A couple of weeks ago I finished the redesign for the Sports Illustrated website on it’s  South African domain. This post describes a couple of notable points and challenges I faced when redesigning the existing site from the ground up.

The original site used a 3 column (broken) grid layout which, like most magazine sites, tried to pack as much content as possible into the available real estate. The lack of negative space created no focus areas and so you really only ended up focusing on the main story, which took up about 480px of web space. The two sidebars where lost in an orgy of cramped visual noise.

sports-illustrated-south-africa-original

The site in general was very text heavy and I thought that SI, being a very visual brand, could benefit from more real estate dedicated to the photography.

Early Build

One of the first reviewed builds for the index page.

Si-Build-early

The Grid

I don’t like two sidebars. I think it’s to0 distracting from the main content and it just doesn’t strike me as being semantic. I mean which sidebar is more important? The larger aside which contains all the promoted content like the ads, or the secondary content bar which contains other features of the site like popular and recent posts. Why not just combine them into one which will divide the content into logical primary (main) and secondary (aside) sections.

Being a commercial site they have a tendency to use 300×250 and 300×600 ad blocks so I was stuck with a 300px wide sidebar come hell or high water. That left me with about 680px  for content -30px for my gutter (I like big gutters).

The concept of making the site more image-based by adding one featured image block which extended across the whole main content area without any truncated copy went down well. It’s really refreshing to see a new hi-resolution photograph everyday, click on it, read the story behind it.

I put 3 category blocks below the featured image which held the content for their primary/popular categories. The SA site doesn’t have as many writers as it’s US counterpart so 3 was sufficient.

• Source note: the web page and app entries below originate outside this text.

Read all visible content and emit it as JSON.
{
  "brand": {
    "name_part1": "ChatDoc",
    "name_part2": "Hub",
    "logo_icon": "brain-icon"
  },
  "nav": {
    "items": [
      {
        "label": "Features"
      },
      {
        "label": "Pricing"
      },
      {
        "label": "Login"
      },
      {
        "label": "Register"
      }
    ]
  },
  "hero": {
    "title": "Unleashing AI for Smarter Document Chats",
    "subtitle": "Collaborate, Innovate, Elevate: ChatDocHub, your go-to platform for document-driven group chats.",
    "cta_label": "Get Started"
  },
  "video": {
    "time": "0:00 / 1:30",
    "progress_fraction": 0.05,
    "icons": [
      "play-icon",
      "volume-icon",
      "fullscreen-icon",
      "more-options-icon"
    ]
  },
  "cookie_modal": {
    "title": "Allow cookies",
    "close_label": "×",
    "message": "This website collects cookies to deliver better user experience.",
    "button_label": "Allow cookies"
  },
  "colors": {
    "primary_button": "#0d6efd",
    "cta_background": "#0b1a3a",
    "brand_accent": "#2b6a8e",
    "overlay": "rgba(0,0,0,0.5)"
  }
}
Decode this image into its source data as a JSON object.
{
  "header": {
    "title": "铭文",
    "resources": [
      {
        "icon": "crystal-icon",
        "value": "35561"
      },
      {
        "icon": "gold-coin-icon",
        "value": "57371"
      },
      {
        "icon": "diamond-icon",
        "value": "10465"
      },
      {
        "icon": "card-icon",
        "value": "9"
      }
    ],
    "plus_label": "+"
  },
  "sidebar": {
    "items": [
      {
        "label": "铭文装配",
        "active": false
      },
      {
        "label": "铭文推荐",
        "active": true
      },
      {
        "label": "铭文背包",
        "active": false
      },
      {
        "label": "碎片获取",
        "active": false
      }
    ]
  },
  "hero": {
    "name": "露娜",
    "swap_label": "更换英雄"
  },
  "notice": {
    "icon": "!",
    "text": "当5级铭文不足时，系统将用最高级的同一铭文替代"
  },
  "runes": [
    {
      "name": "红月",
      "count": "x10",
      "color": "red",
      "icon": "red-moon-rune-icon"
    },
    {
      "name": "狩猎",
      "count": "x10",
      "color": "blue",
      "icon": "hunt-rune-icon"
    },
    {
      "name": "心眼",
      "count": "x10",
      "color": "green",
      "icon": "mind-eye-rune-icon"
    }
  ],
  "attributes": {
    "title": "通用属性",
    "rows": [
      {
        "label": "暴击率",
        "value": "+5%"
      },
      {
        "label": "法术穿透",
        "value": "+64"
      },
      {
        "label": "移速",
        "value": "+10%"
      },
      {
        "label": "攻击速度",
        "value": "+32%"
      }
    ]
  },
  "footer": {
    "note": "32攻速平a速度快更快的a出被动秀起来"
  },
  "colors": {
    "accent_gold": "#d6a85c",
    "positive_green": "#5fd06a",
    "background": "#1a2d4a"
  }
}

Of course this can be extended in the future should they want to hire more writers.

The color palette

I used a combination of light marble grey, dark slate grey and the official SI Red. I always try to keep colors to a bare minimum. You really only want one accent color. I’m very happy with the way this color palette works on the final site. The light marble grey provides a sense of open space in the background, the heavier slate grey grounds areas of the site like the header and footer and the SI red accents active or “clickable” areas beautifully.

The banner ad

Oh 728×90 leaderboard ad, though art the bane of my existence.

Yeah so everyone wants a 728×90 ad at the top of their site. It’s high valued real estate and can bring a lot of money into the site on a month-month basis. I can ‘t stand them because of their width. 728px is the most awkward width in the world to work with because it doesn’t fit into any grid under the sun. And of course it’s completely incompatible with mobile devices even if you use the img{max-width:100%} trick because when scaled proportionality to 360px wide, the leaderboard is 45px high which makes it unreadable.

I’ve found that they’re only two options here. Either squash the banner ad in next to the logo or make an entirely new section above the header devoted just to advertising. I went for the latter in this case.

Firstly putting two elements next to each other creates an obvious visual comparison. Because the SI logo was about half the width of the leaderboard banner, it gave the banner more visual weight which, thinking about it hierarchically, denotes that the brand in the ad banner is more important than the SI brand. That’s a no-no.

Secondly I felt that putting the banner above the header creates an obviously disconnect with the rest of the site. “That’s advertising. Ok get on with the rest of the site now.”

Thirdly it’s much easier to work with in regards to responsive design.

Of course it’s not all roses. Adding a leaderboard above the header pushes your fold down which is not a plus, but in this case it was the lesser of two evils thanks to a relatively  short header.

 

After Further Review

After a few weeks of reviews and Re-reviews the layout was changed slightly. The Latest posts section was moved underneath the content area to create a main content/sidebar balance and a quote widget was added into the header to better balance out the logo with the ad above it.

I’ve grown fond of the quote widget. I think it adds a nice organic touch to an otherwise fairly static and inorganic header.

Si-Build-final

 

The final sports illustrated website

At the end of design I had a total of 10 templates for the various sections of the site. Some of them haven’t been implemented at the time of writing like my Subscription page designs. Overall though I’m very happy with how the final site turned out. It can be viewed at www.sportsillustrated.co.za

The site was developed by Lightspeed.